To prevent mold/mildew buildup, use desiccant moisture drying packs. These packs are capable of staining, so put them on a disposable baking pan.
If you have problem with rodents or any other critters, also use a granular animal repellent. These repellents aren’t poison but a mixture of predator scent and in some cases a natural irritant derived from cayenne pepper.
Check Your Fluids
If it has been a while, have the oil and filter changed. If this service was done recently, check all the vital fluids to make sure they are full. This includes brake fluid, engine coolant, transmission, power steering fluid and even the windshield washer. Also lubricate all the door hinges, hood latches and door locks.
Prior to leaving the car, fill the fuel tank and add a fuel stabilizer. The fuel stabilizer will keep the gasoline from getting stale. (Typically, gasoline only has a 30-45 day shelf life.) Gas stabilizer will prevent any problems.
Pump Up The Tires
Air up the tires before winter car storage (don’t exceed the maximum inflation) and if possible, park the vehicle on squares of two-inch foam board insulation. This will help lessen the chance that the tires will develop flat spots from sitting for months. Tires will lose air over time, so don’t forget to recheck the tires inflation when you retrieve the car.
Take Care Of The Battery
When it comes to the vehicle battery, you have a couple of choices. You can disconnect the battery and deal with resetting the cars clock, radio and power seat memory, or you can use a battery charger designed for long-term storage.
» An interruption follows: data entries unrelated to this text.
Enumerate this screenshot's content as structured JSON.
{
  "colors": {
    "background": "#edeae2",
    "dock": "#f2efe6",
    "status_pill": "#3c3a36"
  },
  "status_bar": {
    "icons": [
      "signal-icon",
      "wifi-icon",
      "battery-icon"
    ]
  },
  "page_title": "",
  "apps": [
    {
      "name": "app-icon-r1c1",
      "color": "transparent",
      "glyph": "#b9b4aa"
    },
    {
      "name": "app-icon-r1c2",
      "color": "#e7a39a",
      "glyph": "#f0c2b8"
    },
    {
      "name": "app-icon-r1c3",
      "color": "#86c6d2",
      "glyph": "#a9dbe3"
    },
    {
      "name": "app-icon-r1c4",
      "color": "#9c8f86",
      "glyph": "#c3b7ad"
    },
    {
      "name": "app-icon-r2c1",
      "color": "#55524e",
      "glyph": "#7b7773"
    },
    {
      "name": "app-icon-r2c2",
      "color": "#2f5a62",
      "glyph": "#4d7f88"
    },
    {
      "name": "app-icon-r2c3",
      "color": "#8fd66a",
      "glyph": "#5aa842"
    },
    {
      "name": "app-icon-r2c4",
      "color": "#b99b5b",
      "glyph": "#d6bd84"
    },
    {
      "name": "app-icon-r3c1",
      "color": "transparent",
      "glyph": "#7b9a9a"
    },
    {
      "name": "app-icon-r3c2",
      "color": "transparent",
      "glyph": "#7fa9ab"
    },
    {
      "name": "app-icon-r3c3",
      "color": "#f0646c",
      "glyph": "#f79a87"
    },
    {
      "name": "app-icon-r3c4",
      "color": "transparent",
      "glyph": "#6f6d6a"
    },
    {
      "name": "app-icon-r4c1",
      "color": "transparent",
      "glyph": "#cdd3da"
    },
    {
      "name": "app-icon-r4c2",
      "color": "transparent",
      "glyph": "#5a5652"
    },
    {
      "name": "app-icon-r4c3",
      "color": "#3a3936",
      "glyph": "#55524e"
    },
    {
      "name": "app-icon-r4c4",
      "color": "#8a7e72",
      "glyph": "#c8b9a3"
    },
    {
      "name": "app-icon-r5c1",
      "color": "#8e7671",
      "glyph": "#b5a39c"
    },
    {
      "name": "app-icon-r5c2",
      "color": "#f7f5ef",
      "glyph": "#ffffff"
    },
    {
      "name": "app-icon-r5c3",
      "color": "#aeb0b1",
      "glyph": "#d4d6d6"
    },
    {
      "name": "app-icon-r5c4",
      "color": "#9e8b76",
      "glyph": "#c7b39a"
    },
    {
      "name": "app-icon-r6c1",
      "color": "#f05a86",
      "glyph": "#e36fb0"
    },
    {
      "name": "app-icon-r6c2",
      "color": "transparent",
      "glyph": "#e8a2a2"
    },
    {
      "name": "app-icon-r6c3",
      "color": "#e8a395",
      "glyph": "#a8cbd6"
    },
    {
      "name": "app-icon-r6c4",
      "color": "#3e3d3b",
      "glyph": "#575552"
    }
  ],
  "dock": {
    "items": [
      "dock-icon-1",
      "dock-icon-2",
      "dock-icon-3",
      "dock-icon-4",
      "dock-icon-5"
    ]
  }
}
These float-style chargers maintain, rather than recharge a battery.
Where To Go For Winter Car Storage
If the vehicle is in a garage, block any holes that could allow critters in. Mice and other animals can do thousands of dollars worth of damage to a vehicle – anything from making your car their home to chewing wires and hoses.
If you are parking your vehicle out on a dirt or gravel driveway, roll out heavy plastic sheeting or a plastic tarp about the size of the car. This will minimize moisture coming up from the ground. Chock/block the wheels if you are worried about the car rolling. But do not use the parking brake. The parking brake can rust from sitting and could be a problem if stuck in the applied position.
Taking Your Car Out Of Storage
If you have properly stored your car for winter there will be no need to start it during the season. Some people make the mistake of starting their vehicles every week or so. Just letting the engine run does nothing to help maintain the car and only contaminates the engine oil.
When it is time to take the car out of storage, remove any tailpipe and air-intake covers as well and the battery charger. If you disconnected the battery, charge it before trying to start the car. Look under the hood as a quick check before starting the car and then drive it like a brand-new car – nice and easy. You may notice some odd sounds at first. This is probably the result of the car sitting for so long. If these noises don’t quickly go away, have the car inspected by a reputable repair shop.